Sequence Files files are ordinary text files with a series of commands for the Centipede 416 sequencer.  For more detailed information, please see the Owner’s Manual.   You can create or edit these files with any text editor.  We like to use ConTEXT.

The Centipede 416 comes with these sequence files already installed.  They are useful, but also serve as examples of how to write a sequence file.

We encourage our customers to send us files that they have developed, so we can make them available for others to download!

This sequence file illustrates how the Centipede 416 can be used to encourage someone to maintain the proper pace during an exercise session.  The setup would include wiring contact-1 to a fly wheel of an exercise bike, for example, and output 1 to the person.  When the person fails to maintain the proper pace, the Centipede 416 will signal via the output, to encourage compliance.

Sometimes, a sequence writer must intentionally misspell words to get the text-to-speech engine to give you the best pronunciation. This sequence illustrates an example of that.

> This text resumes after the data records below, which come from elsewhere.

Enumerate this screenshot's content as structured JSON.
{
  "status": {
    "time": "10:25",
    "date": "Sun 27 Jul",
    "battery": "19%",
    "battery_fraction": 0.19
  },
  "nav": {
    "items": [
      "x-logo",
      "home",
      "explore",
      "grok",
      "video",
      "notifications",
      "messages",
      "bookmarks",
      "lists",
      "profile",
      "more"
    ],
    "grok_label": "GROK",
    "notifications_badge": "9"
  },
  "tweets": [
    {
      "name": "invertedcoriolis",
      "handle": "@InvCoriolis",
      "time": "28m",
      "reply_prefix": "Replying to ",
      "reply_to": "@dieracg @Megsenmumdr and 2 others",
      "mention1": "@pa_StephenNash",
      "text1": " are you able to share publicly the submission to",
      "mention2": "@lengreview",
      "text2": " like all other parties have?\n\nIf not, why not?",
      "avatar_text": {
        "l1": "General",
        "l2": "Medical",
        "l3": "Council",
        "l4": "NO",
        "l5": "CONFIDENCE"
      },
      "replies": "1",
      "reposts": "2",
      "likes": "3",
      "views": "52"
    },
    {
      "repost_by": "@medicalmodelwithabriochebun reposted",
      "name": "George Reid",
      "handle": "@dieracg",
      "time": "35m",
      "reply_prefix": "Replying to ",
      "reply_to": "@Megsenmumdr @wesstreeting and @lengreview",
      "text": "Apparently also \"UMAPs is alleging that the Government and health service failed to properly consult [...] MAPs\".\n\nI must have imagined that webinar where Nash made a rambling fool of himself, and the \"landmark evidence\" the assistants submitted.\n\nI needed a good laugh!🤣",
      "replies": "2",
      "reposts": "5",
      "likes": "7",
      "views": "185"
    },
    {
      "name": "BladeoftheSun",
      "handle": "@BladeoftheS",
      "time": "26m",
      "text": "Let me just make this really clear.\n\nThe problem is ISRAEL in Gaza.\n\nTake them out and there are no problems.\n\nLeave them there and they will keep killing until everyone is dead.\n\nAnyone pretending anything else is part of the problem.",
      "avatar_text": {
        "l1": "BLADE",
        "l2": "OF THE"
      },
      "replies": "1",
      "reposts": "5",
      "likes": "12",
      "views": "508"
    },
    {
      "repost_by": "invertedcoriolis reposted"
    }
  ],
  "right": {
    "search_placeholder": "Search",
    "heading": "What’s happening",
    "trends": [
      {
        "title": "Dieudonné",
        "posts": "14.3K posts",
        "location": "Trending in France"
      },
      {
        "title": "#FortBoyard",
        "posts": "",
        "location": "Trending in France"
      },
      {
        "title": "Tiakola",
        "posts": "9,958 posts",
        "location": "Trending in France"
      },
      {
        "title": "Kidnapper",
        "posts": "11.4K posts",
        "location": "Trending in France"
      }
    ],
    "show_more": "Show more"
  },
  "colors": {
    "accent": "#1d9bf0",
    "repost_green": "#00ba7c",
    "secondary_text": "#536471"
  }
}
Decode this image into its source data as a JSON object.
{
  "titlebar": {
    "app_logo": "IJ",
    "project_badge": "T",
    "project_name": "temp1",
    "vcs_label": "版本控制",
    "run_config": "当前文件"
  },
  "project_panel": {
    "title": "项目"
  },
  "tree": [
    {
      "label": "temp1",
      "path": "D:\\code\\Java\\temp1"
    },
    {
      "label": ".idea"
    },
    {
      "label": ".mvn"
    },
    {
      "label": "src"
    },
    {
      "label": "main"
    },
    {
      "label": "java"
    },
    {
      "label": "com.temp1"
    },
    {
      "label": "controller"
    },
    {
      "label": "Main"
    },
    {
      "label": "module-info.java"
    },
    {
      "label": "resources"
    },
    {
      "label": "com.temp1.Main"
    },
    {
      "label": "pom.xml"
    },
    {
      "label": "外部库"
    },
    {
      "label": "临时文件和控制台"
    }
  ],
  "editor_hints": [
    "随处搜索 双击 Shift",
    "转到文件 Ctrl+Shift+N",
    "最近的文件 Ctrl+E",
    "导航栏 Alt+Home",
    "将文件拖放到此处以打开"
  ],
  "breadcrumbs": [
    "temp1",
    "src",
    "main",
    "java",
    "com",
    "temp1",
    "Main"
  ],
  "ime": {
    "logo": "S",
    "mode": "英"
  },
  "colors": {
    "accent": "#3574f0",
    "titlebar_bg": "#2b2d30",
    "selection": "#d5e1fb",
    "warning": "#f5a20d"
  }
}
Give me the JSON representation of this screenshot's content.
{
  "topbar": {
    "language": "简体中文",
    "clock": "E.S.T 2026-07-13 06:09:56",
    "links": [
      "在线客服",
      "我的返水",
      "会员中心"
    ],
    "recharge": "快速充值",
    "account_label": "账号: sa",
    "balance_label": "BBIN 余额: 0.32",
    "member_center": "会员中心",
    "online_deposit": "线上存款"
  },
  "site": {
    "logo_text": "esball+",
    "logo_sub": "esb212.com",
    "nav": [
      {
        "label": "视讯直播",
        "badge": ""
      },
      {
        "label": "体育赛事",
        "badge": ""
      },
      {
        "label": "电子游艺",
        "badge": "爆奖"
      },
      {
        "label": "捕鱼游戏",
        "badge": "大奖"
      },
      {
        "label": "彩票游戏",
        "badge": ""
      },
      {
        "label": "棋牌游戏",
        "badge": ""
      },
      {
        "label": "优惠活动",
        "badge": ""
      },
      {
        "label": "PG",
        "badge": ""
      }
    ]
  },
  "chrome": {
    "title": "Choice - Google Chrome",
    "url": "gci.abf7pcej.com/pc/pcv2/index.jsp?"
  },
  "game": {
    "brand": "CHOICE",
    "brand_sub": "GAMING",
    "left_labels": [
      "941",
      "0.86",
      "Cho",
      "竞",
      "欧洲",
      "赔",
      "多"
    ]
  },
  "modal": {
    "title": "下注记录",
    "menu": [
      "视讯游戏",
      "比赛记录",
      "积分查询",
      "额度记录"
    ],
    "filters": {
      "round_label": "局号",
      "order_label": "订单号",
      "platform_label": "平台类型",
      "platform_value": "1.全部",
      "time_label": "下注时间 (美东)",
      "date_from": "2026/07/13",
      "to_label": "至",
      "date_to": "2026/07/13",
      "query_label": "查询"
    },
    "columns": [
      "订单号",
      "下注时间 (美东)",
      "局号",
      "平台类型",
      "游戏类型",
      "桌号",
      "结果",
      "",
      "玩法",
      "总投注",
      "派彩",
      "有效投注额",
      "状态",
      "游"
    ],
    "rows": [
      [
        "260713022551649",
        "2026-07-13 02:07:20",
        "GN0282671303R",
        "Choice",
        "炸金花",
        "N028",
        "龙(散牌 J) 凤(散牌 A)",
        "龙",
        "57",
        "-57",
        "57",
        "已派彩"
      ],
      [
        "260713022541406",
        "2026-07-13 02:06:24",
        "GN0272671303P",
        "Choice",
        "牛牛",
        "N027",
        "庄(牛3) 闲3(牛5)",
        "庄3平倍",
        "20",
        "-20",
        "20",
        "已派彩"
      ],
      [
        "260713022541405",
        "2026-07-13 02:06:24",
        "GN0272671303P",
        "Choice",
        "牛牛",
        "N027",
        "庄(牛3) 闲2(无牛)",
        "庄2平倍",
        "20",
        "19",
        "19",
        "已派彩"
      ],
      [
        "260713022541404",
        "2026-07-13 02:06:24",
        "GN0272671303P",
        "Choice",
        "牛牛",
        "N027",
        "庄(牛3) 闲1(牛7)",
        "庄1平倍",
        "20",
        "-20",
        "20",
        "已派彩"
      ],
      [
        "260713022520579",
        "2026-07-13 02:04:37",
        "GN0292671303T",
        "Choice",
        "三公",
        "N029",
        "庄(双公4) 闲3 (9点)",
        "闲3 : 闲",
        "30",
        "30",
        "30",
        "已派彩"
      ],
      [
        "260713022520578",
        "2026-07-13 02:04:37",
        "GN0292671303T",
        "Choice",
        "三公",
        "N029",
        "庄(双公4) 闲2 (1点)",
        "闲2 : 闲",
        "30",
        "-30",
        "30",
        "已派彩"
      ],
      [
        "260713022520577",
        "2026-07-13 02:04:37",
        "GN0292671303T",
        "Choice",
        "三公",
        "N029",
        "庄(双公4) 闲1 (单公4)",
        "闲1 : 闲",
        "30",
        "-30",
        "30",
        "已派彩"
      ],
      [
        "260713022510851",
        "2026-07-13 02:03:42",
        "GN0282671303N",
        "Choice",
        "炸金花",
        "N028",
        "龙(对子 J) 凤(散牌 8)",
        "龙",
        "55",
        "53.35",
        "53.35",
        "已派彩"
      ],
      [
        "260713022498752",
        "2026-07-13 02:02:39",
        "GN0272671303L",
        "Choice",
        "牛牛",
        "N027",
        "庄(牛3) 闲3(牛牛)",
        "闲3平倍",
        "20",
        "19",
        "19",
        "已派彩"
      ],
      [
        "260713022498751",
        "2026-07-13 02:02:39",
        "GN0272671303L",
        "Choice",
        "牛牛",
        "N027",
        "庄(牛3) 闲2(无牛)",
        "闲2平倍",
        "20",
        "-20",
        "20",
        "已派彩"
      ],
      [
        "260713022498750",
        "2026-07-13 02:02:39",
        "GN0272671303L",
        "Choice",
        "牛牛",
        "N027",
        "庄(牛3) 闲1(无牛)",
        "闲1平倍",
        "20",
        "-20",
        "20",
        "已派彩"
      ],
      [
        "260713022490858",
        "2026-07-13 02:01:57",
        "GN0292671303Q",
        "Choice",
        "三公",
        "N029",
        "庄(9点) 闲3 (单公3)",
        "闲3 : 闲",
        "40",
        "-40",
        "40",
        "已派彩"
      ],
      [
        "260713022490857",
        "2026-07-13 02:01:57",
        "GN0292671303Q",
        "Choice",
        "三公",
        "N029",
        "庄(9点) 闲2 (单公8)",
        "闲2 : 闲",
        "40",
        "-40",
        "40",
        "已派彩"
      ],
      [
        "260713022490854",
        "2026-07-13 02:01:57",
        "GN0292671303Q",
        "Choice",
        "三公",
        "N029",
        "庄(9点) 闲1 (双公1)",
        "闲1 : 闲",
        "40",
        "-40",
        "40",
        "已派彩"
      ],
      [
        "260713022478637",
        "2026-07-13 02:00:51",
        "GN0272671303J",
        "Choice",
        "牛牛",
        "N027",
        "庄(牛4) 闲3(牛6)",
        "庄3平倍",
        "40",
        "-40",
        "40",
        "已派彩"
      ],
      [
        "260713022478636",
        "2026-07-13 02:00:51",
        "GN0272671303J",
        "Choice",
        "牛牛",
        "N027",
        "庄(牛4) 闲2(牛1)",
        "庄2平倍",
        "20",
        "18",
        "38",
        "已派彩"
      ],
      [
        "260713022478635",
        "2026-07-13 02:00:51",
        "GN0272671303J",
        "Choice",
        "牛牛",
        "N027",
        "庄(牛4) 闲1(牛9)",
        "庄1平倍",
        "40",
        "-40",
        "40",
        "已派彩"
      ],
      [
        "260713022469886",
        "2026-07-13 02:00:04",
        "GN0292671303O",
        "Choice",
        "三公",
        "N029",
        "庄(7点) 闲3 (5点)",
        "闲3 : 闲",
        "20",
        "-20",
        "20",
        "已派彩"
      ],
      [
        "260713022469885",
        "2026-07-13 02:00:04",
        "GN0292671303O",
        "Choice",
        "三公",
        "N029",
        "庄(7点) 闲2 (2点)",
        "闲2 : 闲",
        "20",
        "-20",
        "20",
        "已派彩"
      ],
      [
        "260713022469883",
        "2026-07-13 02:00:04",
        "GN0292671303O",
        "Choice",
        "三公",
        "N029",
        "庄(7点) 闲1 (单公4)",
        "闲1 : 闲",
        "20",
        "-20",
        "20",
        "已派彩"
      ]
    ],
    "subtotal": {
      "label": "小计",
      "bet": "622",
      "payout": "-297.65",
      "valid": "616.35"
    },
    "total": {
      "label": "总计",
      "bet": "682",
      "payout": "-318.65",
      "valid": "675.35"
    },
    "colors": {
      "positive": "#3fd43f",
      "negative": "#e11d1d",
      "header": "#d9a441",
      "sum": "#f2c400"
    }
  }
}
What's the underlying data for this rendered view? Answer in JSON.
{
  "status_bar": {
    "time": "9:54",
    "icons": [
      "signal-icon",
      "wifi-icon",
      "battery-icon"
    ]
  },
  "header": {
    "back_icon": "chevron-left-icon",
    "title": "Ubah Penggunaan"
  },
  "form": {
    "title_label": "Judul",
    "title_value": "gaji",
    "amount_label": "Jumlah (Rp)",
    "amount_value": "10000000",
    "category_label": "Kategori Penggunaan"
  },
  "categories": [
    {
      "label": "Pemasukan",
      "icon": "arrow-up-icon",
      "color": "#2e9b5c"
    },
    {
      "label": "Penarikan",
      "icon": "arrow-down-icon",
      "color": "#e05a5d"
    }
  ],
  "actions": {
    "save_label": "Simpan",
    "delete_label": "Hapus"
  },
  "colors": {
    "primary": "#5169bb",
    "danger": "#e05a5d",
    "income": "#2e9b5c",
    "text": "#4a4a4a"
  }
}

This sequence is useful as written.  It randomly turns outputs on and off with different probabilities.  Of course, it is also useful to examine the file to see how this is done.  The file also shows how looping is coded in the sequence language.

This sequence has the Centipede set up a competition between up to fours persons, to see who can take the most eStim intensity. The system slowly increases the stimulation on one of them, while counting, until CONTACT ONE is pressed. This causes the stimulation to move to the next person in line, starting over with the count and level. As the stimulation moves around the circle, the players compete to see if they can reach a higher level than the others.

  This Sequence demonstrates several new features added to the sequencer in version 1.06.  The script announces the time every 10 minutes, has a ticking background to annoy, and assigns a task of random duration to be performed at the top of each hour. Note there is no eStim in this sequence, so it also illustrates how the Centipede can be used in other creative ways. When used for an overnight scene, the sequence plays ‘taps’ at bedtime and ‘reveille’ in the morning. The music: taps and reveille, can be downloaded from here.  The mp3 file which provides the ticking sound is also available
Free – here
. Note: periodic.txt has been updated/improved since it first appeared in Version 1.06, so you may want to grab this copy to use.

  This sequence shows an example of how to use the SIGNAL button.  This button is a powerful feature that allows an operator to interrupt a script and then resume it after making adjustments.